(Entries supplied)

= Beginning of Section =

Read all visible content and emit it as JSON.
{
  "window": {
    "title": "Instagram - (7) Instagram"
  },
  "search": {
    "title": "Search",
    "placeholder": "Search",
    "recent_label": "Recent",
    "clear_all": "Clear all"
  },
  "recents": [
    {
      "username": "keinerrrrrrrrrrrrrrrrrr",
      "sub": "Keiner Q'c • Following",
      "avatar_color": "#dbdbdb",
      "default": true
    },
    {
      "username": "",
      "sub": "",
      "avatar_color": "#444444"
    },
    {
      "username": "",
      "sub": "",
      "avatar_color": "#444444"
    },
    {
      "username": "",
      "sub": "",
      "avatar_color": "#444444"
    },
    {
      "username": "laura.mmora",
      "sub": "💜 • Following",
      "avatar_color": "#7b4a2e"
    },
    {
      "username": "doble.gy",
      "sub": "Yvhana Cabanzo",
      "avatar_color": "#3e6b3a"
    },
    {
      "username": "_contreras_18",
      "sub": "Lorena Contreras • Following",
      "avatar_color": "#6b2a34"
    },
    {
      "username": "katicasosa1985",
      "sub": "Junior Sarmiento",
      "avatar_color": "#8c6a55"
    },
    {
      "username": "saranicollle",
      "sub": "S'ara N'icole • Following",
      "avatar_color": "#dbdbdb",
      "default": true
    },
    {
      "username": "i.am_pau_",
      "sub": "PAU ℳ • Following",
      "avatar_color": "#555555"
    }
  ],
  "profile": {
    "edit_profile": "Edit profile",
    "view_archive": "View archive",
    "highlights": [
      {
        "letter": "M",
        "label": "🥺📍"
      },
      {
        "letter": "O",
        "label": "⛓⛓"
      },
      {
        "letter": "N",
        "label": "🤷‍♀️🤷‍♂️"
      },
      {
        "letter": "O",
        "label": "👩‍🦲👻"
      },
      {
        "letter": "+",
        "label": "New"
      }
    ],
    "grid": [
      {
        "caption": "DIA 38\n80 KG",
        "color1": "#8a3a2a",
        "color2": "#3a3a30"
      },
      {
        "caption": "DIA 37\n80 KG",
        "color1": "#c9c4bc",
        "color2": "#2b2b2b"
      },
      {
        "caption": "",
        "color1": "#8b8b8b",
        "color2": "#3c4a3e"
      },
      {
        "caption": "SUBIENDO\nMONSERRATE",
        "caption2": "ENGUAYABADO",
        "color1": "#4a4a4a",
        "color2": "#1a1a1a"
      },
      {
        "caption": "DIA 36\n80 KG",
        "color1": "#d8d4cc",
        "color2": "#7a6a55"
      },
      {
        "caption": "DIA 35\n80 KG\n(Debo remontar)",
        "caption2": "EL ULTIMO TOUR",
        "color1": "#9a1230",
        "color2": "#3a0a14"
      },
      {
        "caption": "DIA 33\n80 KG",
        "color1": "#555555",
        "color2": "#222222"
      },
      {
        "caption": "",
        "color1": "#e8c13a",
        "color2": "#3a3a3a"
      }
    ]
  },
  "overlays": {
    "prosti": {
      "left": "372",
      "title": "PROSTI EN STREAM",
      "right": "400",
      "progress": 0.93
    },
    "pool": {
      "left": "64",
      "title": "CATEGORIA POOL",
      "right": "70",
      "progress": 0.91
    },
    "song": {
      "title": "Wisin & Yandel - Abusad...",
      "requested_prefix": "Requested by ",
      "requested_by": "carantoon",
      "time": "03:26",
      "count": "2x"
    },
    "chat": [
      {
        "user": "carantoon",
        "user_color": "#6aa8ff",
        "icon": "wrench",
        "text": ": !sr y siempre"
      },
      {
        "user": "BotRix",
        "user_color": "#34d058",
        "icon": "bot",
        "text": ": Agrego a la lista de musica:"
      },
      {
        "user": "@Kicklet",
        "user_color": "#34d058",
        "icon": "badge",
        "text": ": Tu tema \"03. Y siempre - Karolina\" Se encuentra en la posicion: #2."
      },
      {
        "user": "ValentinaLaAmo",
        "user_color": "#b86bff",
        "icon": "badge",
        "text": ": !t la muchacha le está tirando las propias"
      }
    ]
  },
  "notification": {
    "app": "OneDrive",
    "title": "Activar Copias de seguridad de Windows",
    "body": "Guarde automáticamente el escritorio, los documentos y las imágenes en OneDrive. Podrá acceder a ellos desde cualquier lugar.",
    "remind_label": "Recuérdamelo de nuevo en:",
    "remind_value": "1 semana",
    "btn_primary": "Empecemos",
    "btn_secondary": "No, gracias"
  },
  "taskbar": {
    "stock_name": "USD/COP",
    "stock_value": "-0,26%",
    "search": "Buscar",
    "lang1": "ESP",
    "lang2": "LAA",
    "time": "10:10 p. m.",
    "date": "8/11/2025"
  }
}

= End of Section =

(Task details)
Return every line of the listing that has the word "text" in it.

(Final answer)
        "text": ": !sr y siempre"
        "text": ": Agrego a la lista de musica:"
        "text": ": Tu tema \"03. Y siempre - Karolina\" Se encuentra en la posicion: #2."
        "text": ": !t la muchacha le está tirando las propias"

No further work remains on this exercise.